The officials with Environment Protection Department of Punjab province told Xinhua news agency on Saturday night that the smog is causing various diseases and the provincial government is taking measures to control the situation.
The department’s minister Zakia Shah Nawaz Khan said that the smog engulfed the province for the last two weeks, and is feared to continue for the coming week.
She added that the smoke from the Indian farms moved at a velocity of 7 to 8 km per hour towards Punjab province.
Local experts said that the total Air Quality Index in the provincial capital of Lahore is 357 whereas the maximum limit should be around 100, adding that if the situation was not controlled, the level is feared to exceed 500 soon.

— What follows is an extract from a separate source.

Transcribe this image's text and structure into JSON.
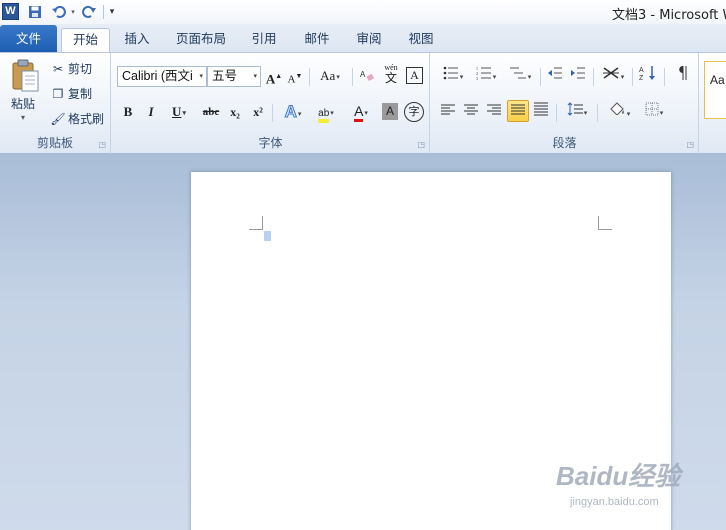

Syed Mubashir Hussain, an official of the environment department said that the provincial government has banned stubble burning across the province and violators were being arrested.
A total of 197 First Information Reports have been filed against violators and 65 people have been arrested due to stubble burning and solid waste burning.
Some 175 pollution-causing units have been stopped. About 15,718 smoke emitting vehicles have been confiscated, and a total of 43 lakh Pakistani rupees (about $43,000) fine has been imposed, Hussain said.
Apart from this, brick kilns using substandard fuel and running their units without emission control devices like wet scrubbers, electrostatic precipitators and fly ash arrestors have also been closed, he added.
Smog has not only affected heath of people, but also caused road accidents. According to local media reports, at least 18 people have been killed and 45 others injured in separate fog-related accidents across the province.
Air traffic was also affected due to smog-caused low visibility. Six domestic flights from various airports have been suspended due to smog, spokesperson of Pakistan International Airlines said in a statement.
The Met office said that smog will disappear after rains or heavy winds, but there was no possibility of any of it in the next 48 hours.